“For now, there are no indications of a criminal origin,” he added. However, nothing had been ruled out, with an electrical fault and a cigarette that was not properly extinguished two of several possible causes being investigated, he said.

President Emmanuel Macron has set a target of five years for restoring Notre-Dame, which dates back to the 12th century and is one of Europe’s most iconic landmarks.

(Reporting by Sudip Kar-Gupta; Editing by Geert de Clercq and John Stonestreet)

Ex-deputy charged for not responding to Florida school shooting remains in jail: judge

Former Broward County sheriff's deputy Scot Peterson appears via video feed from the Broward County jail in Fort Lauderdale, Florida, U.S., June 5, 2019. Amy Beth Bennett/South Florida Sun Sentinel/Pool via REUTERS

(Reuters) – The former Florida sheriff’s deputy criminally charged for his lack of response to the 2018 mass shooting at a Parkland high school that left 17 dead will remain in jail on $102,000 bond, a bail court judge ordered on Wednesday.

Scot Peterson, 56, was arrested Tuesday on 11 charges of neglect and negligence for remaining outside Marjory Stoneman Douglas High School during the attack. He was booked into the Broward County jail.

Peterson, who lives in North Carolina, is the first police officer to be criminally charged for his response to an active shooter situation, his attorney, Joseph DiRuzzo, said.
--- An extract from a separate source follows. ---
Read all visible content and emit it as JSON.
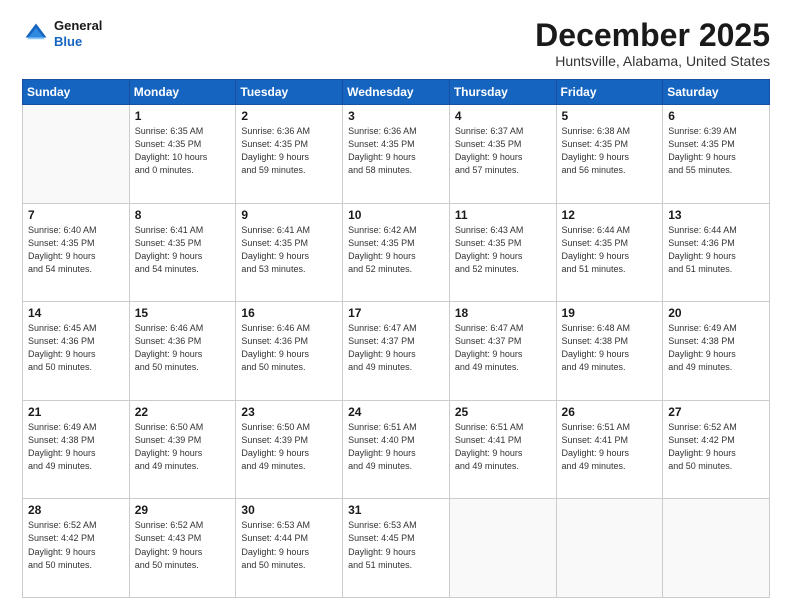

Felony and misdemeanor charges against Peterson include seven counts of child neglect, three counts of culpable negligence and one count of perjury.

Peterson was a Broward County deputy on duty as a school resource officer when Nikolas Cruz, 19, allegedly entered the school building on Feb. 14, 2018, and opened fire. At the time, Peterson was the only armed guard on the campus in Parkland, Florida.

Seventeen students and staffers were killed and 17 were wounded.

Cruz, a student who had been expelled from the school, was arrested and is awaiting trial on multiple murder charges.

A lengthy investigation by the Florida Department of Law Enforcement found that after hearing gunshots ring out, Peterson, who was trained to immediately confront an active shooter, failed to investigate their source and retreated to take cover, according to his arrest warrant.

“Had this individual done his job, lives would have been saved,” said U.S. Senator Rick Scott, who was governor of Florida when the shooting happened.

Three weeks after the shooting, Scott signed into law a bill imposing a 21-year-old legal age requirement and three-day waiting period on all gun purchases and allowing the arming of some school employees.

Peterson has insisted he responded properly by notifying police and assisting a school lockdown. He told the Washington Post, “It just happened, and I started reacting.”

Peterson resigned a week after the shooting. Broward County Sheriff Gregory Tony said on Tuesday he had fired Peterson and another deputy, Brian Miller, saying they had neglected their duties during the shooting.

(Reporting by Barbara Goldberg in New York; Editing by Scott Malone and Bill Trott)